Another UN report entitled Reaching Out states: “Of the estimated 2.27 million people living with HIV today, women account for approximately 39 per cent. More than 90 per cent of these women acquired HIV infection from their husbands or their intimate sexual partners. While women are biologically more susceptible to HIV, prevailing socio-cultural norms increase their risk and vulnerability to contract HIV as very often women are not able to negotiate safe sex or refuse sexual relations. Exposure to violence further adds to this risk. Women suffer even more if they are married or are partners to male drug users. Both as female drug users and as female partners of male drug users, they often face double stigma and discrimination and hardly have access to services, also because of a lack of specific services for them”.

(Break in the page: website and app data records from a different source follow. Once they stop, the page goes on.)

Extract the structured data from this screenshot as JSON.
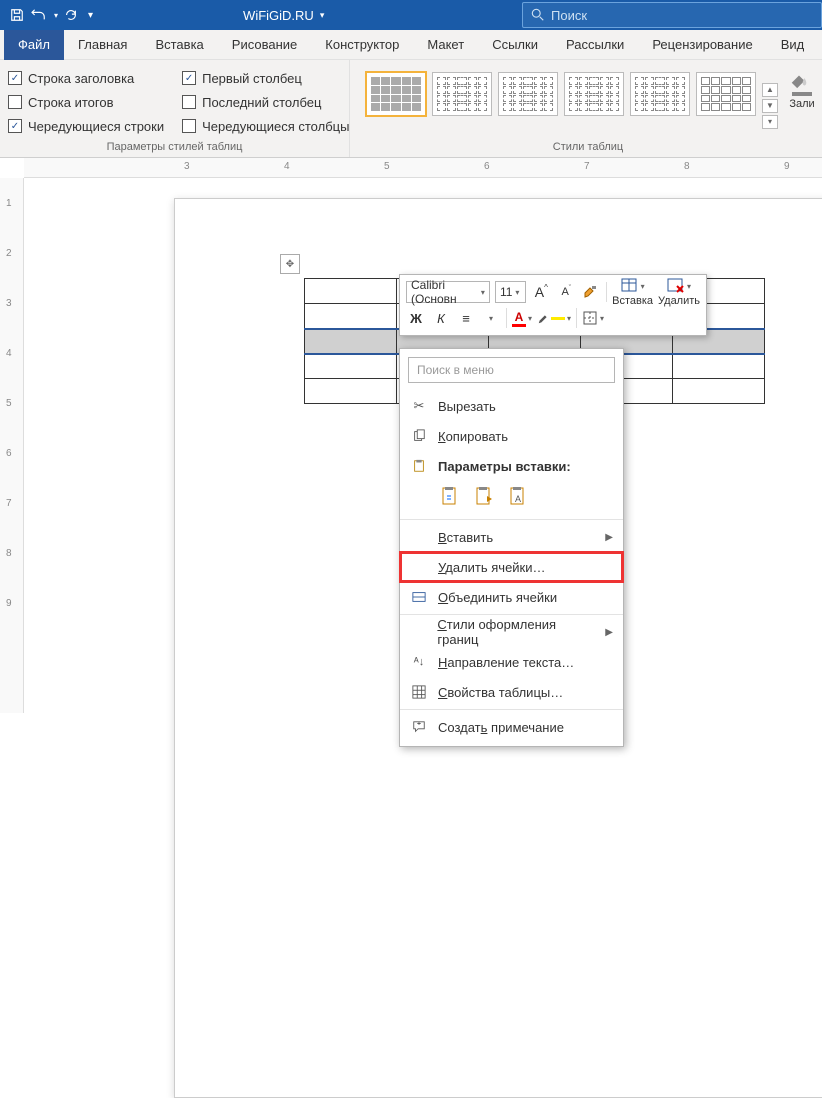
{
  "title": "WiFiGiD.RU",
  "search_placeholder": "Поиск",
  "tabs": {
    "file": "Файл",
    "home": "Главная",
    "insert": "Вставка",
    "draw": "Рисование",
    "design": "Конструктор",
    "layout": "Макет",
    "references": "Ссылки",
    "mailings": "Рассылки",
    "review": "Рецензирование",
    "view": "Вид"
  },
  "table_options": {
    "header_row": "Строка заголовка",
    "total_row": "Строка итогов",
    "banded_rows": "Чередующиеся строки",
    "first_column": "Первый столбец",
    "last_column": "Последний столбец",
    "banded_columns": "Чередующиеся столбцы",
    "group_label": "Параметры стилей таблиц"
  },
  "table_styles": {
    "group_label": "Стили таблиц",
    "fill_label": "Зали"
  },
  "mini_toolbar": {
    "font_name": "Calibri (Основн",
    "font_size": "11",
    "insert": "Вставка",
    "delete": "Удалить",
    "bold": "Ж",
    "italic": "К",
    "equal": "≡"
  },
  "context_menu": {
    "search_placeholder": "Поиск в меню",
    "cut": "Вырезать",
    "copy": "Копировать",
    "paste_options_label": "Параметры вставки:",
    "insert": "Вставить",
    "delete_cells": "Удалить ячейки…",
    "merge_cells": "Объединить ячейки",
    "border_styles": "Стили оформления границ",
    "text_direction": "Направление текста…",
    "table_properties": "Свойства таблицы…",
    "new_comment": "Создать примечание"
  },
  "ruler_h": [
    "3",
    "4",
    "5",
    "6",
    "7",
    "8",
    "9"
  ],
  "ruler_v": [
    "1",
    "2",
    "3",
    "4",
    "5",
    "6",
    "7",
    "8",
    "9"
  ]
}
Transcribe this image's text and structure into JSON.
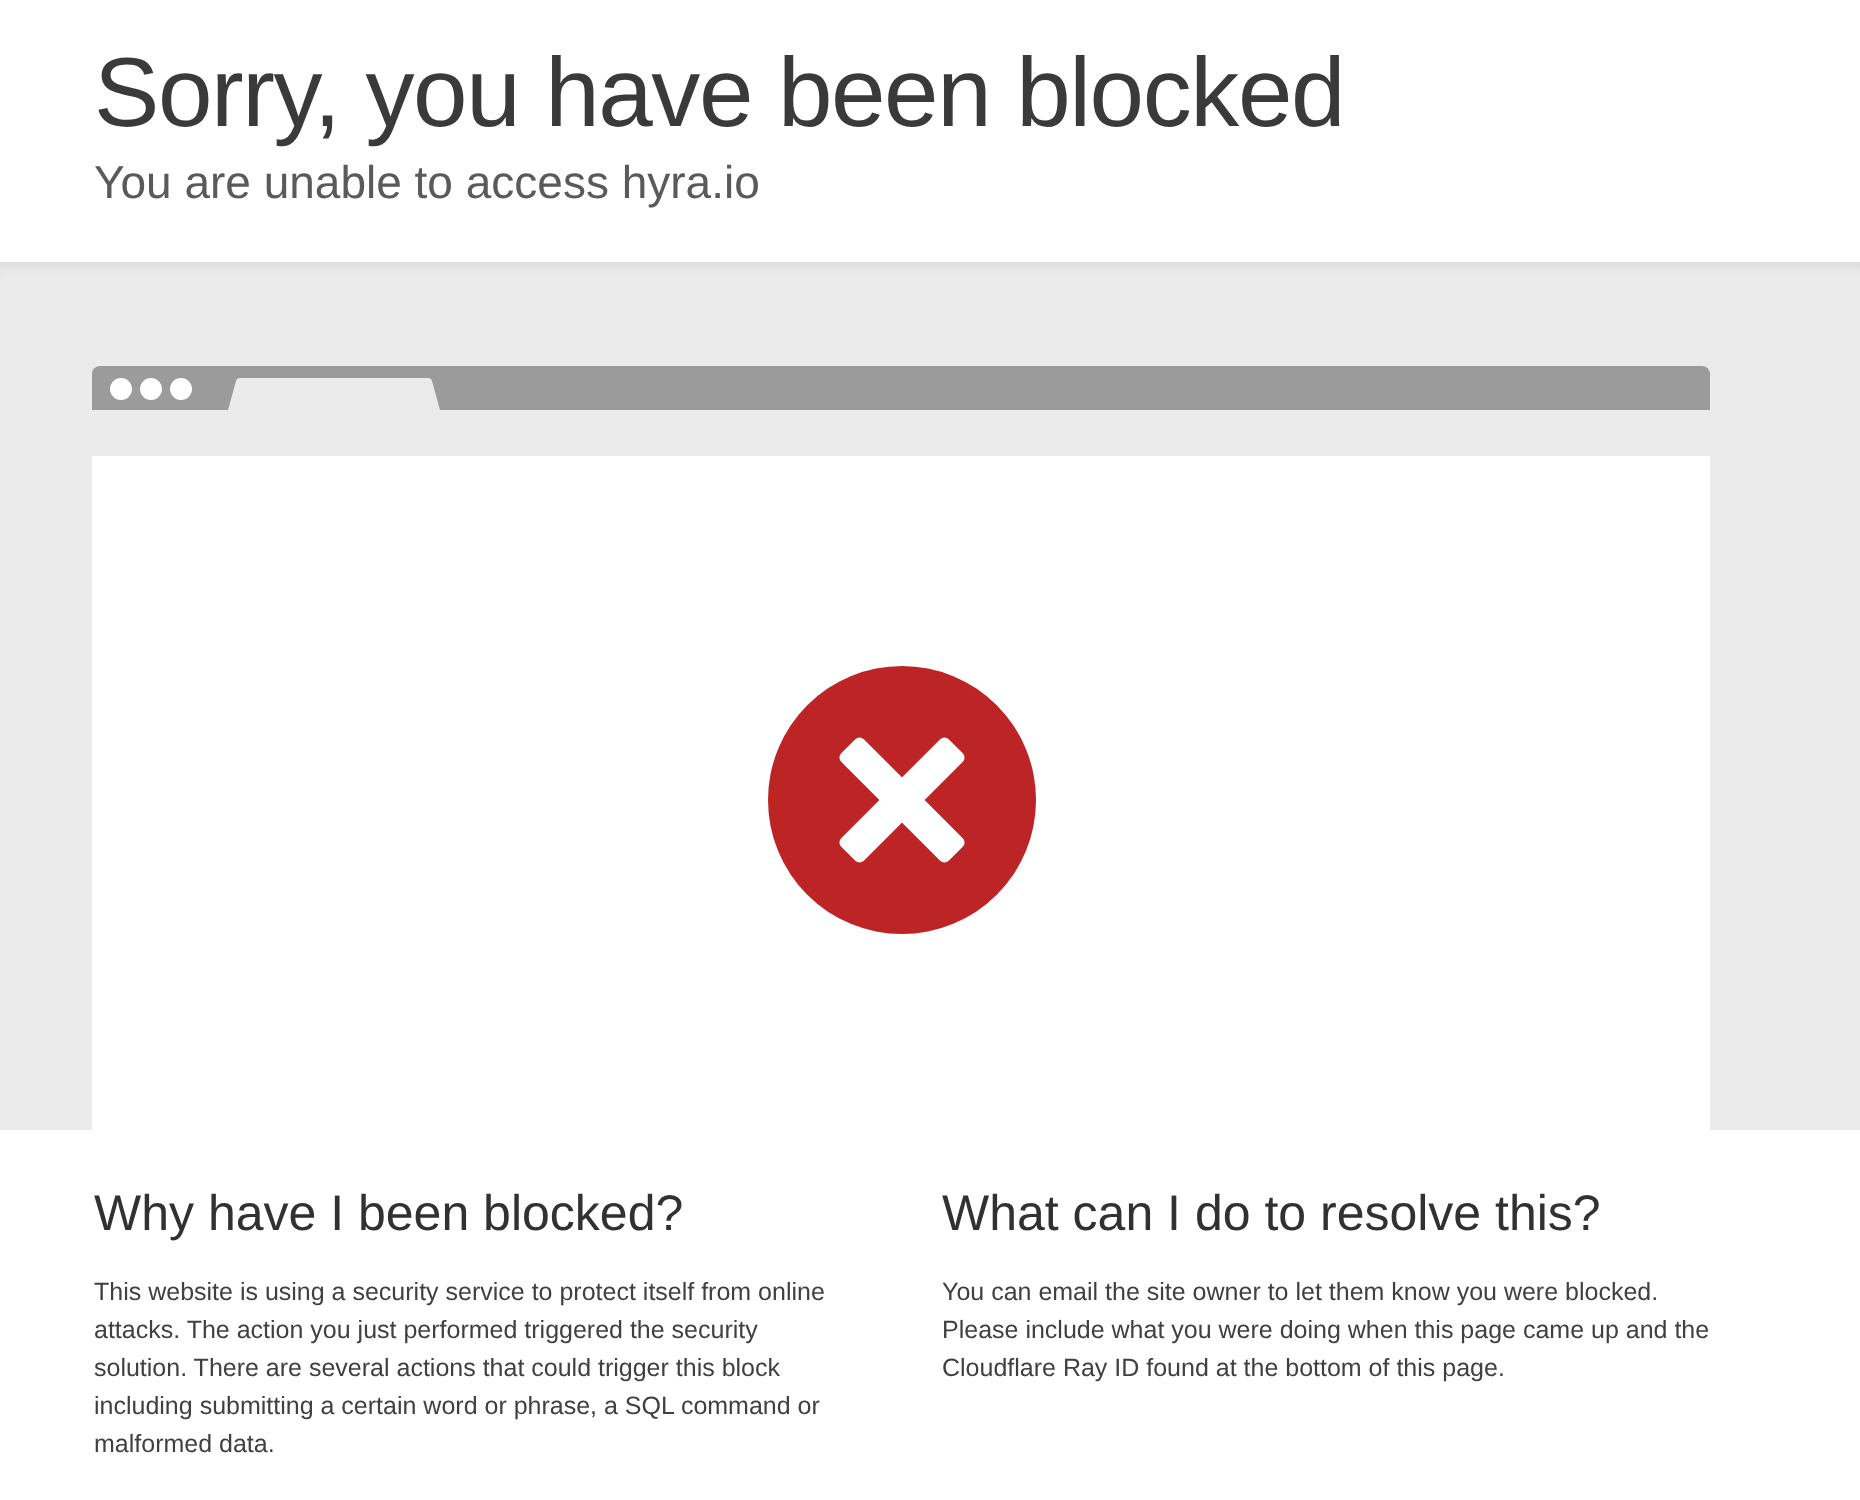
{
  "header": {
    "title": "Sorry, you have been blocked",
    "subtitle": "You are unable to access hyra.io"
  },
  "sections": [
    {
      "heading": "Why have I been blocked?",
      "body": "This website is using a security service to protect itself from online attacks. The action you just performed triggered the security solution. There are several actions that could trigger this block including submitting a certain word or phrase, a SQL command or malformed data."
    },
    {
      "heading": "What can I do to resolve this?",
      "body": "You can email the site owner to let them know you were blocked. Please include what you were doing when this page came up and the Cloudflare Ray ID found at the bottom of this page."
    }
  ]
}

According to Senior Medical Officer, Chief Medical Officer, Imphal East, Dr Hidangmayum Diamond Sharma, who has been treating HIV and AIDS patients in Manipur since nearly three decades ago, transmission of HIV and AIDS through unprotected sex is a growing concern. He said that in the early 1990s, the majority of HIV cases were reported transmitted from IDU.
"But such a scenario is no longer witnessed in the state anymore as there is a growing widespread awareness about the root cause of HIV transmission," he said, speaking exclusively to the Imphal Free Press.
“Now, HIV infection among IDU has reduced remarkably despite the increasing number of IDUs in the state,” he said.
According to the National AIDS Control Organization (NACO), among Indian states and Union territories with high HIV/AIDS prevalence rate, Manipur once ranked second place. However, now, it has dropped to third place after Mizoram and Nagaland.
The 2010 report of NACO states that there were as many as two lakh injecting drug users in India and HIV prevalence amongst IDU was nine per cent. To control it, as a part of an objective to eliminate HIV and AIDS 2030, various programmes were taken up.
The National AIDS Control Organisation (NACO) has adopted the harm reduction (HR) strategy in National AIDS Control Programme phase III (NACP – III) to prevent HIV transmission among the IDUs and scale up interventions through targeted interventions (TI) by non-government organizations (NGOs). The programme includes Needle Syringe Programme (NSP), Opioid Substitution Therapy (OST) and Voluntary Counselling and Testing (VCT).
The NACO programme also included Anti-Retroviral Therapy (ART), Sexually Transmitted Infections (STI) Prevention, Condom programming for IDUs and partners, Targeted Information, Education and Communication (IEC) for IDUs and their sexual partners, Hepatitis prevention, diagnosis, treatment (Hepatitis A, B and C) and vaccination (Hepatitis A and B), and Tuberculosis (TB) prevention, diagnosis and treatment.